## EXERCISE PROMPT:
Restate the records word for word, omitting nothing.

Records drawn from a dataset:
<<<<

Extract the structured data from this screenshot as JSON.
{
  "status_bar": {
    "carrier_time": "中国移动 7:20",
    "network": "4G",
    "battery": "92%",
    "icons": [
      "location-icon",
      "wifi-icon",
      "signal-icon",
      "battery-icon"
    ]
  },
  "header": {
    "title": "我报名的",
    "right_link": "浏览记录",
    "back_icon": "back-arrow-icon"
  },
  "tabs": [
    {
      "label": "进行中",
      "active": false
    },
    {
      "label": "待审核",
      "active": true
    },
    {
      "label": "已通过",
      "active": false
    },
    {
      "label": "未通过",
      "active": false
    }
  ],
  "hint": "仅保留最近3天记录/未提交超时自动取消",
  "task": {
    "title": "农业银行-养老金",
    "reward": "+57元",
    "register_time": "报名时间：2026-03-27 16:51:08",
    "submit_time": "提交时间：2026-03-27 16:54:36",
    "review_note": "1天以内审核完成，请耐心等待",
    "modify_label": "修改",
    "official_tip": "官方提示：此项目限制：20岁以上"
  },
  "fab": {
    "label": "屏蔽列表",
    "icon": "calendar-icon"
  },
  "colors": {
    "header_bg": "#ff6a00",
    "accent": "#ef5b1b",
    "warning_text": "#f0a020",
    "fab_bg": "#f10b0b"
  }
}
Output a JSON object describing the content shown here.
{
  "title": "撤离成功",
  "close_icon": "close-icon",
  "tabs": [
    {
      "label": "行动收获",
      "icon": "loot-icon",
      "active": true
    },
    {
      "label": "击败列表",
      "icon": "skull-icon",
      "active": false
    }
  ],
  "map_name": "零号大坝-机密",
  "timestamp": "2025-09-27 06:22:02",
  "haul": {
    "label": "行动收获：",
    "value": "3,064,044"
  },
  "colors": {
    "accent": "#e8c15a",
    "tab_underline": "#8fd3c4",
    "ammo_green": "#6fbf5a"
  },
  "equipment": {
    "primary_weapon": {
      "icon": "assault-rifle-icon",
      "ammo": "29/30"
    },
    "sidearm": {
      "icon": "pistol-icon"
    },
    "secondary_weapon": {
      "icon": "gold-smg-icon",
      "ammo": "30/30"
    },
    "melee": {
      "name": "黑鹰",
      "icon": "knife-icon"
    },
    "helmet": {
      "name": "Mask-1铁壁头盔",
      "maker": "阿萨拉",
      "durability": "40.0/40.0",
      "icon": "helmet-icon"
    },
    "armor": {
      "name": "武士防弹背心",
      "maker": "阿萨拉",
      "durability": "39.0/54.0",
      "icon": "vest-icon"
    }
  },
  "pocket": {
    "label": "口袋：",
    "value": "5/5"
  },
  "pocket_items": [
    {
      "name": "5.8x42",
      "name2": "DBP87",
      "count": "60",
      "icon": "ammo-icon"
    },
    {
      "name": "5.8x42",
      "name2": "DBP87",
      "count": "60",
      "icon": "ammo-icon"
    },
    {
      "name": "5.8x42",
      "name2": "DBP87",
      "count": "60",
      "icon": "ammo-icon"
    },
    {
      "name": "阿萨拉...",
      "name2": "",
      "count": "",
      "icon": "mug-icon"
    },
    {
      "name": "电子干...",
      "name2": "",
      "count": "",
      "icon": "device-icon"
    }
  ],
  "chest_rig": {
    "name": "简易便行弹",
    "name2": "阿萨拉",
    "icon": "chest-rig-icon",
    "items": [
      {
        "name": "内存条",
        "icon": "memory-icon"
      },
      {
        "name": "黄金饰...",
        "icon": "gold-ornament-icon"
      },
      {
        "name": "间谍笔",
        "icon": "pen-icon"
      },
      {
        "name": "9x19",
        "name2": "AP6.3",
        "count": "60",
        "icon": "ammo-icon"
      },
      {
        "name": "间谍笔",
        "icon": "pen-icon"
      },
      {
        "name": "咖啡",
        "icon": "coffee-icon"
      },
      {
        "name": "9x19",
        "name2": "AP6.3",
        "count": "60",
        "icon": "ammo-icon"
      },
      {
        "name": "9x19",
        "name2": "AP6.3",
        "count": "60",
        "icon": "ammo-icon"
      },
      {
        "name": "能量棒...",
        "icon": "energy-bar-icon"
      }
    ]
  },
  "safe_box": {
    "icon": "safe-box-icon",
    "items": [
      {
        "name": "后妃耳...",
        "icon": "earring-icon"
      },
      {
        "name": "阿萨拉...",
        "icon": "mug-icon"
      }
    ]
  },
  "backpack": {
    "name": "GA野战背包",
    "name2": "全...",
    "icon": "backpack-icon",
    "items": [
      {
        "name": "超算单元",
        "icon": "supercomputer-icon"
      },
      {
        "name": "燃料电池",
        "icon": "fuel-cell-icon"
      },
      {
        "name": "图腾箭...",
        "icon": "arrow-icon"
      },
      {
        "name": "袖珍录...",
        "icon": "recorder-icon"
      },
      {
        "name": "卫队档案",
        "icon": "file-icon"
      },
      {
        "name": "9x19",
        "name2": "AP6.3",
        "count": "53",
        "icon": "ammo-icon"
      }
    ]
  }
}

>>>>

## SOLUTION FOR THIS EXERCISE:
Extract the structured data from this screenshot as JSON.
{
  "status_bar": {
    "carrier_time": "中国移动 7:20",
    "network": "4G",
    "battery": "92%",
    "icons": [
      "location-icon",
      "wifi-icon",
      "signal-icon",
      "battery-icon"
    ]
  },
  "header": {
    "title": "我报名的",
    "right_link": "浏览记录",
    "back_icon": "back-arrow-icon"
  },
  "tabs": [
    {
      "label": "进行中",
      "active": false
    },
    {
      "label": "待审核",
      "active": true
    },
    {
      "label": "已通过",
      "active": false
    },
    {
      "label": "未通过",
      "active": false
    }
  ],
  "hint": "仅保留最近3天记录/未提交超时自动取消",
  "task": {
    "title": "农业银行-养老金",
    "reward": "+57元",
    "register_time": "报名时间：2026-03-27 16:51:08",
    "submit_time": "提交时间：2026-03-27 16:54:36",
    "review_note": "1天以内审核完成，请耐心等待",
    "modify_label": "修改",
    "official_tip": "官方提示：此项目限制：20岁以上"
  },
  "fab": {
    "label": "屏蔽列表",
    "icon": "calendar-icon"
  },
  "colors": {
    "header_bg": "#ff6a00",
    "accent": "#ef5b1b",
    "warning_text": "#f0a020",
    "fab_bg": "#f10b0b"
  }
}
Output a JSON object describing the content shown here.
{
  "title": "撤离成功",
  "close_icon": "close-icon",
  "tabs": [
    {
      "label": "行动收获",
      "icon": "loot-icon",
      "active": true
    },
    {
      "label": "击败列表",
      "icon": "skull-icon",
      "active": false
    }
  ],
  "map_name": "零号大坝-机密",
  "timestamp": "2025-09-27 06:22:02",
  "haul": {
    "label": "行动收获：",
    "value": "3,064,044"
  },
  "colors": {
    "accent": "#e8c15a",
    "tab_underline": "#8fd3c4",
    "ammo_green": "#6fbf5a"
  },
  "equipment": {
    "primary_weapon": {
      "icon": "assault-rifle-icon",
      "ammo": "29/30"
    },
    "sidearm": {
      "icon": "pistol-icon"
    },
    "secondary_weapon": {
      "icon": "gold-smg-icon",
      "ammo": "30/30"
    },
    "melee": {
      "name": "黑鹰",
      "icon": "knife-icon"
    },
    "helmet": {
      "name": "Mask-1铁壁头盔",
      "maker": "阿萨拉",
      "durability": "40.0/40.0",
      "icon": "helmet-icon"
    },
    "armor": {
      "name": "武士防弹背心",
      "maker": "阿萨拉",
      "durability": "39.0/54.0",
      "icon": "vest-icon"
    }
  },
  "pocket": {
    "label": "口袋：",
    "value": "5/5"
  },
  "pocket_items": [
    {
      "name": "5.8x42",
      "name2": "DBP87",
      "count": "60",
      "icon": "ammo-icon"
    },
    {
      "name": "5.8x42",
      "name2": "DBP87",
      "count": "60",
      "icon": "ammo-icon"
    },
    {
      "name": "5.8x42",
      "name2": "DBP87",
      "count": "60",
      "icon": "ammo-icon"
    },
    {
      "name": "阿萨拉...",
      "name2": "",
      "count": "",
      "icon": "mug-icon"
    },
    {
      "name": "电子干...",
      "name2": "",
      "count": "",
      "icon": "device-icon"
    }
  ],
  "chest_rig": {
    "name": "简易便行弹",
    "name2": "阿萨拉",
    "icon": "chest-rig-icon",
    "items": [
      {
        "name": "内存条",
        "icon": "memory-icon"
      },
      {
        "name": "黄金饰...",
        "icon": "gold-ornament-icon"
      },
      {
        "name": "间谍笔",
        "icon": "pen-icon"
      },
      {
        "name": "9x19",
        "name2": "AP6.3",
        "count": "60",
        "icon": "ammo-icon"
      },
      {
        "name": "间谍笔",
        "icon": "pen-icon"
      },
      {
        "name": "咖啡",
        "icon": "coffee-icon"
      },
      {
        "name": "9x19",
        "name2": "AP6.3",
        "count": "60",
        "icon": "ammo-icon"
      },
      {
        "name": "9x19",
        "name2": "AP6.3",
        "count": "60",
        "icon": "ammo-icon"
      },
      {
        "name": "能量棒...",
        "icon": "energy-bar-icon"
      }
    ]
  },
  "safe_box": {
    "icon": "safe-box-icon",
    "items": [
      {
        "name": "后妃耳...",
        "icon": "earring-icon"
      },
      {
        "name": "阿萨拉...",
        "icon": "mug-icon"
      }
    ]
  },
  "backpack": {
    "name": "GA野战背包",
    "name2": "全...",
    "icon": "backpack-icon",
    "items": [
      {
        "name": "超算单元",
        "icon": "supercomputer-icon"
      },
      {
        "name": "燃料电池",
        "icon": "fuel-cell-icon"
      },
      {
        "name": "图腾箭...",
        "icon": "arrow-icon"
      },
      {
        "name": "袖珍录...",
        "icon": "recorder-icon"
      },
      {
        "name": "卫队档案",
        "icon": "file-icon"
      },
      {
        "name": "9x19",
        "name2": "AP6.3",
        "count": "53",
        "icon": "ammo-icon"
      }
    ]
  }
}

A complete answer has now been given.